[0117]
In FIG. 19, the rms unwinding voltage was plotted as a function of the ac field frequency with different concentrations of benzophenone. The lines (solid, dotted and dashed) were theoretical fits using eq. (25). It can be seen that the agreement with data and theory is good. The values of the parameters used in the fitting procedure are listed in Table 1. The shape of the curves in FIG. 19 are very similar. Physically, the reduction in the unwinding voltage can be explained as follows. The nonmesogenic dopant such as benzophenone, which does not exhibit the nematic phase but has a rodlike structure, effectively screens the intermolecular coupling between liquid crystal molecules and thus reducing the longrange order. This effectiveness depends on the steric and the dipoledipole interactions, which essentially determine the quasinematic order of the cholesteric phase.

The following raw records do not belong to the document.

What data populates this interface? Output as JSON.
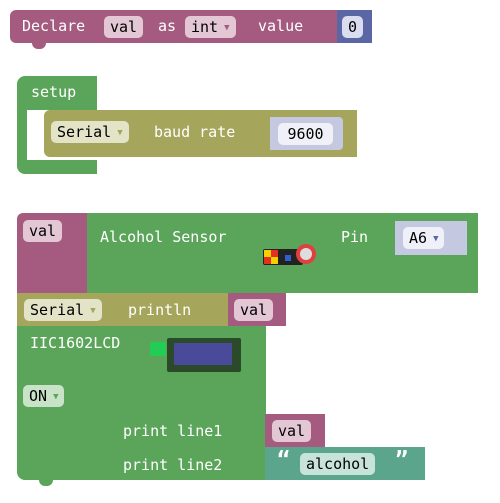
{
  "declare": {
    "label_declare": "Declare",
    "var_name": "val",
    "label_as": "as",
    "type": "int",
    "label_value": "value",
    "initial_value": "0"
  },
  "setup": {
    "label": "setup",
    "serial_port": "Serial",
    "label_baud": "baud rate",
    "baud": "9600"
  },
  "sensor": {
    "var_name": "val",
    "label": "Alcohol Sensor",
    "label_pin": "Pin",
    "pin": "A6"
  },
  "println": {
    "serial_port": "Serial",
    "label": "println",
    "value": "val"
  },
  "lcd": {
    "label": "IIC1602LCD",
    "state": "ON",
    "label_line1": "print line1",
    "line1_value": "val",
    "label_line2": "print line2",
    "line2_open_quote": "“",
    "line2_text": "alcohol",
    "line2_close_quote": "”"
  },
  "colors": {
    "variables": "#A55B80",
    "arduino": "#5BA55B",
    "serial": "#A5A55B",
    "math": "#5B67A5",
    "text": "#5BA58C"
  }
}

These interactions can be easily upset by doping with the nonmesogenic compounds. Voltage reduction, low frequency rolloff and high frequency saturation have also been observed in 4benzylbiphenyl, diphenyl2pyridymethane and triphenyltriazine. In addition, the cholesteric phase is destroyed in all the doped cases when the dopant concentration is greater than about a few percentages. Therefore, we conclude that this phenomenon is attributed to a reduction of the order parameter.

[0118]
[0118]FIGS. 17 and 19 are important in determining the appropriate amount of dopants to reduce the helix unwinding voltage. From FIG. 17, it is concluded that the doping concentration should not be higher than 5%, at which point the reflectivity of the cholesteric liquid crystal display has decreased by almost 25%. From FIG. 19, it can be seen that at 4% doping concentration, the unwinding voltage is reduced by 15% at typical operation frequencies and more than 24% at lower frequencies. This is a significant reduction for bistable cholesteric displays where 6 V/μm is typical for the helix unwinding voltage. For a 6 μm cell, the unwinding voltage becomes 24V instead of 36V.

[0119]
In summary, a new formula has been derived relating the order parameter and the helix unwinding voltage in a cholesteric liquid crystal. The frequency dependence is also obtained. These formulas agree quite well with experimental observation. The reduction in unwinding voltage of doped cholesteric was attributed to a perturbation in the order parameter. Its extent depended on the structural and chemical properties of the doping chemicals. For benzophenone, it was shown that a small concentration of 4% could produce a sizeable change in the unwinding voltage. Therefore, the materials and ways to reduce the voltage are disclosed.